Reviving the Art of Calligraphy
Jakarta. Most people seem to have forgone the skill of penmanship for the modern convenience afforded by technology. Gone are the days when taking notes meant you had to scramble for a pen and paper — now some finger-taps on your phone’s touchscreen will do the job. “I realized how we now rarely write by hand. Even my handwriting was getting uglier,” says Veronica Halim, one of the pioneers behind the recent resurgence of calligraphy enthusiasts in Jakarta.
Her statement might be an exaggeration. After all, she diligently practices the art of calligraphy — jotting down graceful letters and flourishes stroke by ink stroke from the nib of her pen — and organizes regular workshops for advanced and novice students alike.
“I studied graphic design in university, where I joined a typography class that introduced me to calligraphy. Afterward, I never really had time to practice it again until several years ago when I decided to do something in my free time that was away from my day job,” says Veronica, who owns a design studio that caters to corporate clients.
Even though Veronica mostly thought of calligraphy as a form of relaxation, she took this hobby seriously — even studying from an American calligrapher who visited Singapore at that time.
“Looking at my creations, many friends of mine became interested in this craft and asked if I would be interested in opening classes. At first I was hesitant because it’s very intense and might be boring for Indonesians in general. But apparently since I gave my first workshop, there has been a huge interest in calligraphy here,” she explains.
Veronica’s calligraphy workshops have taken place in various venues in Jakarta and beyond, especially cafes or teahouses that provide a serene setting to help the participants concentrate. “When you think about it, calligraphy at its most basic essence is something that people encounter every day — everyone can pretty much write with their hands, no?” she says.
In her basic class, she introduces the classic copperplate style, an elegant cursive script that was originally popularized in England during the 17th century. Its slanted angle requires pointed pen nib and ink to produce the contrasting thickness in each character. A beginner must master every form first by repetitively penning one — be it a simple curve or a majuscule letter — before continuing on to adjoining those letters to form words and sentences.
“Modern calligraphy is based on this copperplate system, which is very strict about its angles, letterforms, and technique of writing. There are many other styles out there, such as Spencerian and Gothic, but copperplate is the basic style that will prepare the workshop participants for their next step in calligraphy,” Veronica explains.
The tools that a calligrapher uses also determine the outcome. “Not every kind of paper can handle the ink we typically use. There are various inks with different consistencies, which will give slightly contrasting effects in the letterform, be it in the form of thinner or bolder lines. The pen and the nib also matter. Just like in any other craft, when you use high-quality products, you can really feel the difference,” Veronica says.
Olivia Marsha, who participated in one of Veronica’s workshops for beginners, admits that her interest in calligraphy started when she saw her colleagues bring their calligraphy kits to the office.

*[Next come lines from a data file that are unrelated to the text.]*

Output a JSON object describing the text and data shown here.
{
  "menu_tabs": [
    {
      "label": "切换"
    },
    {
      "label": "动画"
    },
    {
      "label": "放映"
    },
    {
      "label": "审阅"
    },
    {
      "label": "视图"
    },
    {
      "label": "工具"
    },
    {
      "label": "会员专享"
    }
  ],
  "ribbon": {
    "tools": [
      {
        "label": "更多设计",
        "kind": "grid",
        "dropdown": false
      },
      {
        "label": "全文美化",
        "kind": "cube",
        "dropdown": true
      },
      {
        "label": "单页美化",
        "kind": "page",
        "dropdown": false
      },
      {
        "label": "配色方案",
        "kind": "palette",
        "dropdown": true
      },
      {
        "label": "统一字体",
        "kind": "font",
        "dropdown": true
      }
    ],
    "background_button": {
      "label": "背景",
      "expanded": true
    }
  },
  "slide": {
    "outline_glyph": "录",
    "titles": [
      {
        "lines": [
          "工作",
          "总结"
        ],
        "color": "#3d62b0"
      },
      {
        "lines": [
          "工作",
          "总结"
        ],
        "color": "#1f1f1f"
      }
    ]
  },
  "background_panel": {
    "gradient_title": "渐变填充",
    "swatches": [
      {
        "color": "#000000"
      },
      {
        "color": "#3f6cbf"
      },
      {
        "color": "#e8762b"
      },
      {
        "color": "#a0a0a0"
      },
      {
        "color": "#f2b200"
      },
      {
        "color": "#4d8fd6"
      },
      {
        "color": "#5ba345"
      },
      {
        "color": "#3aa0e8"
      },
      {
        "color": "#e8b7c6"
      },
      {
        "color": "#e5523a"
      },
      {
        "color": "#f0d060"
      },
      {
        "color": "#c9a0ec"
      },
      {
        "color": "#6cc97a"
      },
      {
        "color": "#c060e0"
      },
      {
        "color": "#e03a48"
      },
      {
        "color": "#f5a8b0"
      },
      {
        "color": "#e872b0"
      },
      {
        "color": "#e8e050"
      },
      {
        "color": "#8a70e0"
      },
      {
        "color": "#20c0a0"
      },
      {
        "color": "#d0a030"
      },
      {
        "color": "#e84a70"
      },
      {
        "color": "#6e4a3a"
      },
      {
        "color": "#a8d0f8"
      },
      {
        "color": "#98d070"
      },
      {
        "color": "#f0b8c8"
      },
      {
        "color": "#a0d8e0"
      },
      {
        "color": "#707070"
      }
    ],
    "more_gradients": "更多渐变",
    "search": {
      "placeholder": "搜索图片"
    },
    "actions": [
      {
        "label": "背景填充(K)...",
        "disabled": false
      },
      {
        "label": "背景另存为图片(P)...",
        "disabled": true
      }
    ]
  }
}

“Just out of curiosity, I tried to do it by myself, but after learning in the workshop, I realized that a lot of my techniques were wrong. There, I learned about how to do calligraphy in the right way so that every stroke is balanced and consistent in forming the letters,” Olivia says.
This craft is certainly not for those who are impatient, as Olivia herself can attest. “I found calligraphy to be calming. When doing one letter, for example, you have to do three or four strokes — you have to be really patient. Otherwise, the result will be ugly,” she says.
Witnessing this kind enthusiasm from her students, Veronica is certainly enthralled. “Actually, I’m happy to see so many creative activities in Jakarta lately — not only calligraphy. Most people in the city have no idea what to do on the weekend, and this kind of activity lets you gather with friends, meet new people and learn an interesting hobby,” she says.
“Usually my class takes three hours, but it always stretches up to four. Even many participants didn’t want to go home before they finish their creations,” she adds.
Of course, the skill that one attains from these workshops is not reserved for mere leisurely pastime only. Veronica herself, for instance, has applied the tasteful beauty of calligraphy to a wide array of design projects, from wedding invitations and Christmas dinner place cards to gift labels and perfume packaging.
Meanwhile, Olivia once made her professional thank-you notes all the more impressive by giving them a personal touch of gold-painted calligraphy. As she perfectly encapsulates it, “The beauty of calligraphy is that it really enhances the meaning of every word we write.”
For more information on Veronica Halim Calligraphy, visit veronicahalim.com.
Source: The Jakarta Globe